Staff admit that mistakes they have made at work have had cybersecurity repercussions themselves or their company. A newly-released report from security firm, Tessian, shows that 43% of workers have made cybersecurity mistakes that negatively impacted their organisation. The Psychology of Human Error report surveyed 1,000 workers in both the UK and the United States at the height of the coronavirus outbreak in April. The study revealed how stress, distraction and workplace disruption can cause people to make more mistakes at work. One-in-five companies (20%) have lost customers due to mistakenly sending an email to the wrong person – an error that most employees (58%) admitted to doing. A further 10% of workers said they had lost their job after sending an email to the wrong person.

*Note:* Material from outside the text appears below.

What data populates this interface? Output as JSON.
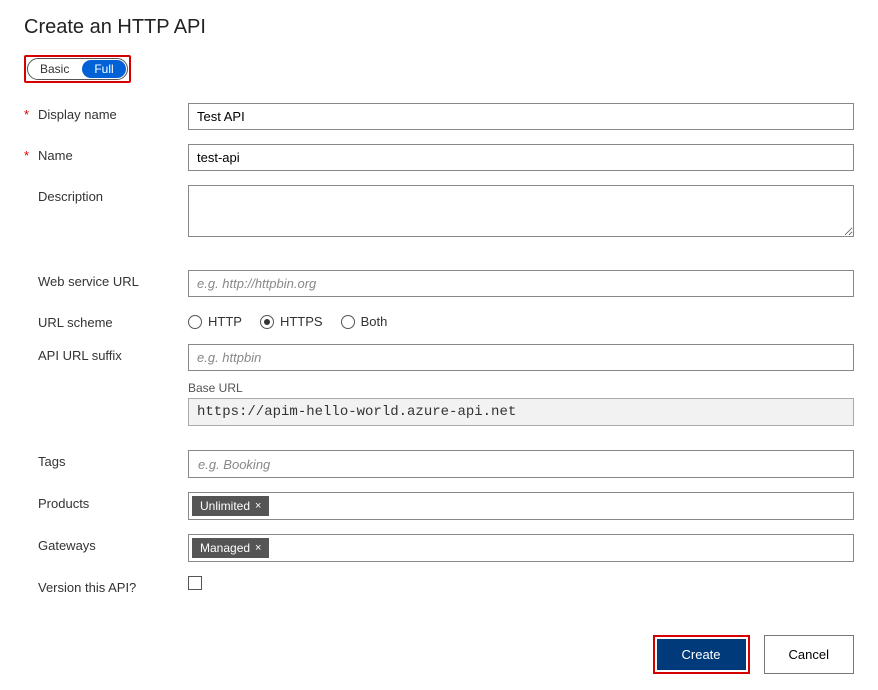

Twitter was amongst the first in the world to suggest remote working to beat the pandemic and it has once again emerged tops when it comes to data theft. The company confirmed that hackers used tools available to staffers to carry out an attack that compromised accounts of Barack Obama, Elon Musk, Kanye West and Bill Gates to name a few. A survey by the Wall Street Journal Pro Research of 400 enterprises revealed that nearly three-fourth of the cybersecurity executives were concerned about employees turning rogue. The concern over the rise of insider threats is growing at a pace that’s faster than before and needs to be arrested. Of course, the survey doesn’t clarify if all of the threat is malicious or if there’s also likely to be incompetence at work.

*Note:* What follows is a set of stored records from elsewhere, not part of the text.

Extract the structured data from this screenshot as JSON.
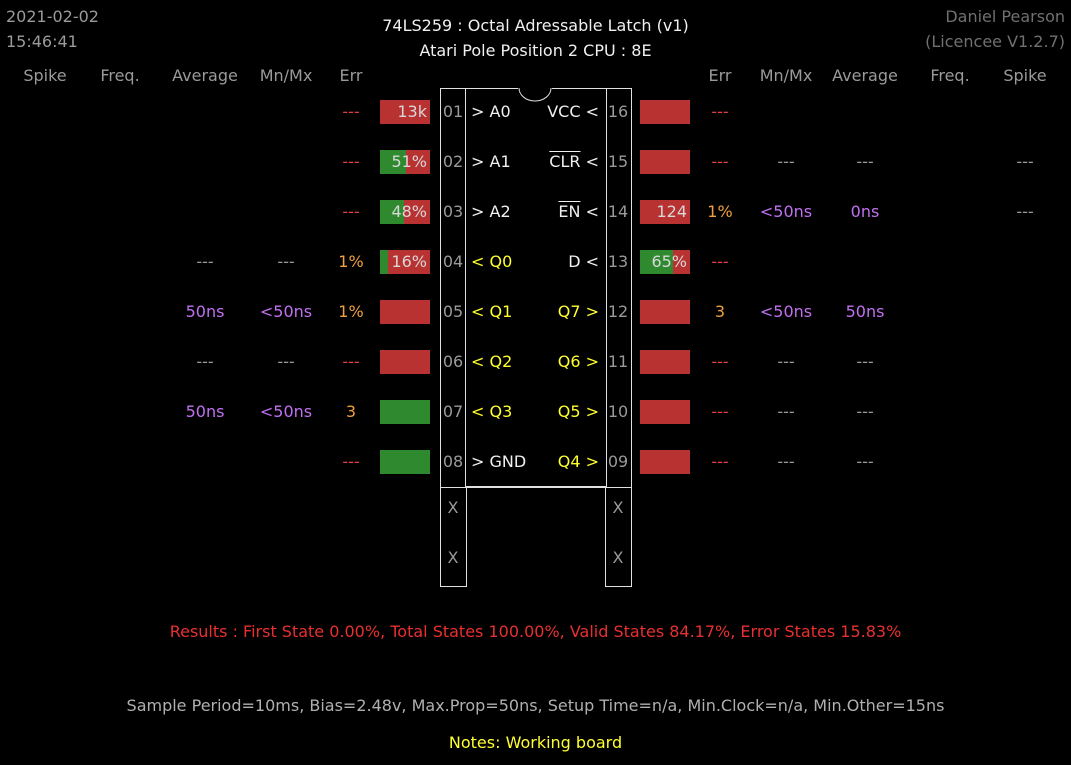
{
  "header": {
    "date": "2021-02-02",
    "time": "15:46:41",
    "title": "74LS259  :  Octal Adressable Latch (v1)",
    "subtitle": "Atari Pole Position 2 CPU : 8E",
    "user": "Daniel Pearson",
    "licence": "(Licencee V1.2.7)"
  },
  "columns_left": [
    "Spike",
    "Freq.",
    "Average",
    "Mn/Mx",
    "Err"
  ],
  "columns_right": [
    "Err",
    "Mn/Mx",
    "Average",
    "Freq.",
    "Spike"
  ],
  "left_pins": [
    {
      "num": "01",
      "name": "> A0",
      "color": "white",
      "bar": {
        "label": "13k",
        "green": 0
      },
      "err": "---",
      "err_color": "dark",
      "mnmx": "",
      "avg": "",
      "freq": "",
      "spike": ""
    },
    {
      "num": "02",
      "name": "> A1",
      "color": "white",
      "bar": {
        "label": "51%",
        "green": 0.51
      },
      "err": "---",
      "err_color": "dark",
      "mnmx": "",
      "avg": "",
      "freq": "",
      "spike": ""
    },
    {
      "num": "03",
      "name": "> A2",
      "color": "white",
      "bar": {
        "label": "48%",
        "green": 0.48
      },
      "err": "---",
      "err_color": "dark",
      "mnmx": "",
      "avg": "",
      "freq": "",
      "spike": ""
    },
    {
      "num": "04",
      "name": "< Q0",
      "color": "yellow",
      "bar": {
        "label": "16%",
        "green": 0.16
      },
      "err": "1%",
      "err_color": "orange",
      "mnmx": "---",
      "avg": "---",
      "freq": "",
      "spike": ""
    },
    {
      "num": "05",
      "name": "< Q1",
      "color": "yellow",
      "bar": {
        "label": "",
        "green": 0
      },
      "err": "1%",
      "err_color": "orange",
      "mnmx": "<50ns",
      "avg": "50ns",
      "freq": "",
      "spike": ""
    },
    {
      "num": "06",
      "name": "< Q2",
      "color": "yellow",
      "bar": {
        "label": "",
        "green": 0
      },
      "err": "---",
      "err_color": "dark",
      "mnmx": "---",
      "avg": "---",
      "freq": "",
      "spike": ""
    },
    {
      "num": "07",
      "name": "< Q3",
      "color": "yellow",
      "bar": {
        "label": "",
        "green": 1
      },
      "err": "3",
      "err_color": "orange",
      "mnmx": "<50ns",
      "avg": "50ns",
      "freq": "",
      "spike": ""
    },
    {
      "num": "08",
      "name": "> GND",
      "color": "white",
      "bar": {
        "label": "",
        "green": 1
      },
      "err": "---",
      "err_color": "dark",
      "mnmx": "",
      "avg": "",
      "freq": "",
      "spike": ""
    }
  ],
  "right_pins": [
    {
      "num": "16",
      "name": "VCC <",
      "over": "",
      "color": "white",
      "bar": {
        "label": "",
        "green": 0
      },
      "err": "---",
      "err_color": "dark",
      "mnmx": "",
      "avg": "",
      "freq": "",
      "spike": ""
    },
    {
      "num": "15",
      "name": "CLR <",
      "over": "CLR",
      "color": "white",
      "bar": {
        "label": "",
        "green": 0
      },
      "err": "---",
      "err_color": "dark",
      "mnmx": "---",
      "avg": "---",
      "freq": "",
      "spike": "---"
    },
    {
      "num": "14",
      "name": "EN <",
      "over": "EN",
      "color": "white",
      "bar": {
        "label": "124",
        "green": 0
      },
      "err": "1%",
      "err_color": "orange",
      "mnmx": "<50ns",
      "avg": "0ns",
      "freq": "",
      "spike": "---"
    },
    {
      "num": "13",
      "name": "D <",
      "over": "",
      "color": "white",
      "bar": {
        "label": "65%",
        "green": 0.65
      },
      "err": "---",
      "err_color": "dark",
      "mnmx": "",
      "avg": "",
      "freq": "",
      "spike": ""
    },
    {
      "num": "12",
      "name": "Q7 >",
      "over": "",
      "color": "yellow",
      "bar": {
        "label": "",
        "green": 0
      },
      "err": "3",
      "err_color": "orange",
      "mnmx": "<50ns",
      "avg": "50ns",
      "freq": "",
      "spike": ""
    },
    {
      "num": "11",
      "name": "Q6 >",
      "over": "",
      "color": "yellow",
      "bar": {
        "label": "",
        "green": 0
      },
      "err": "---",
      "err_color": "dark",
      "mnmx": "---",
      "avg": "---",
      "freq": "",
      "spike": ""
    },
    {
      "num": "10",
      "name": "Q5 >",
      "over": "",
      "color": "yellow",
      "bar": {
        "label": "",
        "green": 0
      },
      "err": "---",
      "err_color": "dark",
      "mnmx": "---",
      "avg": "---",
      "freq": "",
      "spike": ""
    },
    {
      "num": "09",
      "name": "Q4 >",
      "over": "",
      "color": "yellow",
      "bar": {
        "label": "",
        "green": 0
      },
      "err": "---",
      "err_color": "dark",
      "mnmx": "---",
      "avg": "---",
      "freq": "",
      "spike": ""
    }
  ],
  "x_marks": [
    "X",
    "X"
  ],
  "results": "Results  :  First State 0.00%,  Total States 100.00%,  Valid States 84.17%,  Error States 15.83%",
  "params": "Sample Period=10ms,  Bias=2.48v,  Max.Prop=50ns,  Setup Time=n/a,  Min.Clock=n/a,  Min.Other=15ns",
  "notes": "Notes:  Working board",
  "colors": {
    "bar_red": "#b83232",
    "bar_green": "#2f8a2f",
    "err_orange": "#f0a040",
    "err_dark": "#e04040",
    "purple": "#c070f0",
    "yellow": "#ffff30",
    "results": "#e83030"
  }
}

Insiders remain a key threat to corporate cyber security in East Africa. The number of insider-related cyber security incidents in East Africa has increased by 55% in the last three months, as most companies lacking active monitoring of their IT infrastructure transitioned to remote work occasioned by the COVID-19 pandemic. According to Dimension Data, the sudden spike has resulted from attackers taking advantage of publicly available weak systems and most security controls designed to monitor and capture activities failing to keep up, as they are intended for traditional on-premises infrastructure. This has left security control gaps as more employees remotely connect to company resources from mobile devices and external networks. The financial services industry (FSI) remains the most targeted sector because of the immediate monetary gain.
In 2019, a renowned cloud hosting company fell victim to a data breach. The hacker accessed over 100 million accounts of customers and credit applications by exploiting a misconfigured web application firewall. Even though no credentials or credit card account numbers were compromised, the company’s reputation and customer trust were adversely impacted. Interestingly, the hacker came out to be a former software engineer of the company who shared its method of hacking into the company with its colleagues over a chat application. The former employee of the company even shared the method over social media platforms which, eventually became the source of “leakage”. Eventually, the case of data breach turned out to be an insider threat case. Shocking right? Organizations often tend to overlook the ‘insider threat’ but these are the biggest contributors to the cyber attacks today. Various statistics reveal that insider threats could be employees, contractors, trusted business associates, or any that have easy access to your organization’s network. Let us guide you through everything that you must know about the insider threat.